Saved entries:
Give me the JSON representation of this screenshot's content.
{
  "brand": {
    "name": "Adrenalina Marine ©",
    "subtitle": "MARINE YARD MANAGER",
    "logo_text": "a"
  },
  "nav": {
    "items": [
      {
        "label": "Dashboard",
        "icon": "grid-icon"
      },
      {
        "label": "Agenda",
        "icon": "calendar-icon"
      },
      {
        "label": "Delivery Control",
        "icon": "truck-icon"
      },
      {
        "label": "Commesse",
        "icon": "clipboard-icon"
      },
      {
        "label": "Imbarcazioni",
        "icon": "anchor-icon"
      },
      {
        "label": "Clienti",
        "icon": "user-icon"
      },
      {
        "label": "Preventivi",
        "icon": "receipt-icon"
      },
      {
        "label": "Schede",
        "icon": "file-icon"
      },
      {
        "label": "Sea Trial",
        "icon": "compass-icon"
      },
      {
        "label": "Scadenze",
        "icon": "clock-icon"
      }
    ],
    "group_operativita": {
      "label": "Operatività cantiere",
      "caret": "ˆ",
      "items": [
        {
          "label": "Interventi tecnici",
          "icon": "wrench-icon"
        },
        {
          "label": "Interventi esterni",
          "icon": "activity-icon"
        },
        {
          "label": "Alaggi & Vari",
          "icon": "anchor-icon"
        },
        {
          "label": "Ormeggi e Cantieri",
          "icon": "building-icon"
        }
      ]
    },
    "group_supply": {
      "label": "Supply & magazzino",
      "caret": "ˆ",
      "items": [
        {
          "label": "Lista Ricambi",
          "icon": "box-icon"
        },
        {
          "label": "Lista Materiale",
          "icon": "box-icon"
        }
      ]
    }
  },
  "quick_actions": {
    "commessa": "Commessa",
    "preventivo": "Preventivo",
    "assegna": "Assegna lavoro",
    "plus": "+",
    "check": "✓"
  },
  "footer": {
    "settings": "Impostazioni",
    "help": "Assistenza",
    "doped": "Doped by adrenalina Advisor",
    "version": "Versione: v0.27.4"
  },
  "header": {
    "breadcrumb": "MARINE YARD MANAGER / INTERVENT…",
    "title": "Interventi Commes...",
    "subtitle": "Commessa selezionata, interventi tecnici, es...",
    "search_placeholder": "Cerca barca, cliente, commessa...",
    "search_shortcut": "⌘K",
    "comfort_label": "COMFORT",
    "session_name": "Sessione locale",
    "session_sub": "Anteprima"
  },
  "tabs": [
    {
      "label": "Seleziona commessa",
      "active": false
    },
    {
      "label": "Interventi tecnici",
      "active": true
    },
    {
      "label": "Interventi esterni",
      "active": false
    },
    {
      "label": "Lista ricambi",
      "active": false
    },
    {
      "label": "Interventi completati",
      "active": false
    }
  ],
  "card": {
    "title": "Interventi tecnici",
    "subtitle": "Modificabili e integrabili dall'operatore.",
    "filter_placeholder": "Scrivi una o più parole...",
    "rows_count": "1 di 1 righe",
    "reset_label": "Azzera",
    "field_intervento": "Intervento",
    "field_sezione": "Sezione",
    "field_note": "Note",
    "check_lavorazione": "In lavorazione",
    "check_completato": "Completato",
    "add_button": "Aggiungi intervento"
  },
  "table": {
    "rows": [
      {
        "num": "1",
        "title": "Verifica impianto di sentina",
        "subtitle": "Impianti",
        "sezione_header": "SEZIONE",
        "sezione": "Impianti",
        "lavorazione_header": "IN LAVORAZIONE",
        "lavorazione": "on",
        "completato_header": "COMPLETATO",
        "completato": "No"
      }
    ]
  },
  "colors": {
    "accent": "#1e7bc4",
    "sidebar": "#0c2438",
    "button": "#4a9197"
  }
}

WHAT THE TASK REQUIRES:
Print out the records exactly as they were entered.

RESPONSE:
Give me the JSON representation of this screenshot's content.
{
  "brand": {
    "name": "Adrenalina Marine ©",
    "subtitle": "MARINE YARD MANAGER",
    "logo_text": "a"
  },
  "nav": {
    "items": [
      {
        "label": "Dashboard",
        "icon": "grid-icon"
      },
      {
        "label": "Agenda",
        "icon": "calendar-icon"
      },
      {
        "label": "Delivery Control",
        "icon": "truck-icon"
      },
      {
        "label": "Commesse",
        "icon": "clipboard-icon"
      },
      {
        "label": "Imbarcazioni",
        "icon": "anchor-icon"
      },
      {
        "label": "Clienti",
        "icon": "user-icon"
      },
      {
        "label": "Preventivi",
        "icon": "receipt-icon"
      },
      {
        "label": "Schede",
        "icon": "file-icon"
      },
      {
        "label": "Sea Trial",
        "icon": "compass-icon"
      },
      {
        "label": "Scadenze",
        "icon": "clock-icon"
      }
    ],
    "group_operativita": {
      "label": "Operatività cantiere",
      "caret": "ˆ",
      "items": [
        {
          "label": "Interventi tecnici",
          "icon": "wrench-icon"
        },
        {
          "label": "Interventi esterni",
          "icon": "activity-icon"
        },
        {
          "label": "Alaggi & Vari",
          "icon": "anchor-icon"
        },
        {
          "label": "Ormeggi e Cantieri",
          "icon": "building-icon"
        }
      ]
    },
    "group_supply": {
      "label": "Supply & magazzino",
      "caret": "ˆ",
      "items": [
        {
          "label": "Lista Ricambi",
          "icon": "box-icon"
        },
        {
          "label": "Lista Materiale",
          "icon": "box-icon"
        }
      ]
    }
  },
  "quick_actions": {
    "commessa": "Commessa",
    "preventivo": "Preventivo",
    "assegna": "Assegna lavoro",
    "plus": "+",
    "check": "✓"
  },
  "footer": {
    "settings": "Impostazioni",
    "help": "Assistenza",
    "doped": "Doped by adrenalina Advisor",
    "version": "Versione: v0.27.4"
  },
  "header": {
    "breadcrumb": "MARINE YARD MANAGER / INTERVENT…",
    "title": "Interventi Commes...",
    "subtitle": "Commessa selezionata, interventi tecnici, es...",
    "search_placeholder": "Cerca barca, cliente, commessa...",
    "search_shortcut": "⌘K",
    "comfort_label": "COMFORT",
    "session_name": "Sessione locale",
    "session_sub": "Anteprima"
  },
  "tabs": [
    {
      "label": "Seleziona commessa",
      "active": false
    },
    {
      "label": "Interventi tecnici",
      "active": true
    },
    {
      "label": "Interventi esterni",
      "active": false
    },
    {
      "label": "Lista ricambi",
      "active": false
    },
    {
      "label": "Interventi completati",
      "active": false
    }
  ],
  "card": {
    "title": "Interventi tecnici",
    "subtitle": "Modificabili e integrabili dall'operatore.",
    "filter_placeholder": "Scrivi una o più parole...",
    "rows_count": "1 di 1 righe",
    "reset_label": "Azzera",
    "field_intervento": "Intervento",
    "field_sezione": "Sezione",
    "field_note": "Note",
    "check_lavorazione": "In lavorazione",
    "check_completato": "Completato",
    "add_button": "Aggiungi intervento"
  },
  "table": {
    "rows": [
      {
        "num": "1",
        "title": "Verifica impianto di sentina",
        "subtitle": "Impianti",
        "sezione_header": "SEZIONE",
        "sezione": "Impianti",
        "lavorazione_header": "IN LAVORAZIONE",
        "lavorazione": "on",
        "completato_header": "COMPLETATO",
        "completato": "No"
      }
    ]
  },
  "colors": {
    "accent": "#1e7bc4",
    "sidebar": "#0c2438",
    "button": "#4a9197"
  }
}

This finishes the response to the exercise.